Buddy was a beer man, 100 percent.

To his credit, in late middle age, Buddy went cold-turkey, completely on the wagon, and he never drank again. When sober, he was charming. He was also a wonderful artist.

His wife was named Violet. She mostly bore up. It was a life of endurance. I liked her. She never drank at all that I recall.

* * * *

Art and Dorothy

My second in-laws lived in a big, beautiful house in St. Louis, Mo. You couldn’t see the ground through a hole in the floor in any of their bathrooms.

I don’t recall exactly how they came to live in that lovely house because my in-laws didn’t buy it. Someone bought it for them. I forget the details.

Art was a schizophrenic who spent long periods institutionalized. He’d be released on occasion, and my second wife-to-be would find herself with another sibling. Release, baby. Release, baby and so on. They were Catholics.

People who breed.

When he wasn’t in the mental hospital, he was a lathe operator, apparently a very good one. He finally was put on lithium and spent the rest of his life very subdued. Dorothy, who always welcomed him home with open arms and open legs, worked, but I don’t recall exactly what, something to do with offices.

They had ten children. My second ex-wife was the first of the litter.

I don’t recall meeting Art more than once. We lived in New Orleans and later Houston, and we never went to St. Louis but one time.

* * * *

Carlos and Margarita

I never met my third set of in-laws because they died before I came upon the Mexican scene, but I hear good things about them. They were neither drunks nor schizophrenics.

They were hard-working folks.

They had one thing in common with my second in-laws, however. They were fertile, producing five babies. There definitely would have been more had not Margarita died in labor while having her final child. She was just 31.

Carlos was a doctor, a general practitioner and surgeon in Los Reyes, Michoacán. He remarried and went on to produce another six babies, well, that we know of.

The doc was a lover. A heart attack killed him when he was 61.

I would have liked to meet my third set of in-laws, if for no other reason than they produced the best — for me — wife of the lot. Carlos was not fond of Gringos, I’m told, but that was true of the whole family. My charm brought them around.

* * * *

One’s roots

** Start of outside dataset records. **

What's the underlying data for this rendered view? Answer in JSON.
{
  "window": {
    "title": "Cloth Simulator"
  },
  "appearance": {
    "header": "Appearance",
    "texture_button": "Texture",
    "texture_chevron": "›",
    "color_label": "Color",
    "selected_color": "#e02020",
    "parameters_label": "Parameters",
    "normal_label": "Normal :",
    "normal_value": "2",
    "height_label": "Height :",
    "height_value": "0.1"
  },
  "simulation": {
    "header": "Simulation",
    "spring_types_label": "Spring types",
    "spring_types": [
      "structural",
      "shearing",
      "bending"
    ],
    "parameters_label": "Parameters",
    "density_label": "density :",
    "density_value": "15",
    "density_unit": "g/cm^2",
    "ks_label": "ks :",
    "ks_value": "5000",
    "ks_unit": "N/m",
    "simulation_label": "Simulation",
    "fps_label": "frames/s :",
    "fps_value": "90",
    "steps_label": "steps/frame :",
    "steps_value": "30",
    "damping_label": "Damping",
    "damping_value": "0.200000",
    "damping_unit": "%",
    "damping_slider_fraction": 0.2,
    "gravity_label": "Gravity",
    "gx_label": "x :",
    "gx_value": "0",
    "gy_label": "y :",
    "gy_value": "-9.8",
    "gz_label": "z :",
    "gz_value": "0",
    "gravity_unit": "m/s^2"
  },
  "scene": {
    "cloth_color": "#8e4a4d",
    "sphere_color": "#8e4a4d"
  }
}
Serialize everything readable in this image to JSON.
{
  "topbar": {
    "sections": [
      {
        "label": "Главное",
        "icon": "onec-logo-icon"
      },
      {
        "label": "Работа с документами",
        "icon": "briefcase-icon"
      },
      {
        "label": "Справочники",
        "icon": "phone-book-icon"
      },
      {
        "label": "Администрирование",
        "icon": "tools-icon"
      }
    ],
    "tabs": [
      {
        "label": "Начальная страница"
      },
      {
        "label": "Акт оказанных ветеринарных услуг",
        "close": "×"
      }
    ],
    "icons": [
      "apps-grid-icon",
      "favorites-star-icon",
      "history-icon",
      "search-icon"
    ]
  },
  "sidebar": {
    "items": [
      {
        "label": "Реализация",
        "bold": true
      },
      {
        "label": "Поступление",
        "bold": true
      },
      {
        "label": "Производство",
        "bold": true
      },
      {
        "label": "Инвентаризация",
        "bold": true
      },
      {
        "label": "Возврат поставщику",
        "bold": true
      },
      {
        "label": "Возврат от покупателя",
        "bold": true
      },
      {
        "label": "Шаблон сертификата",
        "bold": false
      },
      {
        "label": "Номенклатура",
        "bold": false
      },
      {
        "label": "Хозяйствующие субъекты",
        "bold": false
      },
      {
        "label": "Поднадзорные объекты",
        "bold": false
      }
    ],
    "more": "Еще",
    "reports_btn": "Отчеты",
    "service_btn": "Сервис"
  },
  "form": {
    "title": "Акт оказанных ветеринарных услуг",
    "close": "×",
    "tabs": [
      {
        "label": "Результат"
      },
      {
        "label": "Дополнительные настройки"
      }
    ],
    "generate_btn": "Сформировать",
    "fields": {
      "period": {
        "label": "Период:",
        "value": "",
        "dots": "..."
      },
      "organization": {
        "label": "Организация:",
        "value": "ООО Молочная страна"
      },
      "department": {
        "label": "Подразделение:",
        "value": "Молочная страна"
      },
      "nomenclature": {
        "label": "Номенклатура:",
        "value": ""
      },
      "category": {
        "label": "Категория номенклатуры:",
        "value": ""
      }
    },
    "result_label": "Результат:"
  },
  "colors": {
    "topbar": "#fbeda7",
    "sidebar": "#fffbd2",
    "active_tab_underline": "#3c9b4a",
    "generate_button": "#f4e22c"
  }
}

It’s said that one’s childhood plays a large role in forming the adult. I put more stock into this idea than many folks do. I believe the effect is enormous.

I look back on my in-laws and later the problems I had with their children, my wives. And I look at my parents and see issues my former wives had with me.

With luck, you mellow as you age. I think that’s why my child bride has few problems with me. I have none with her.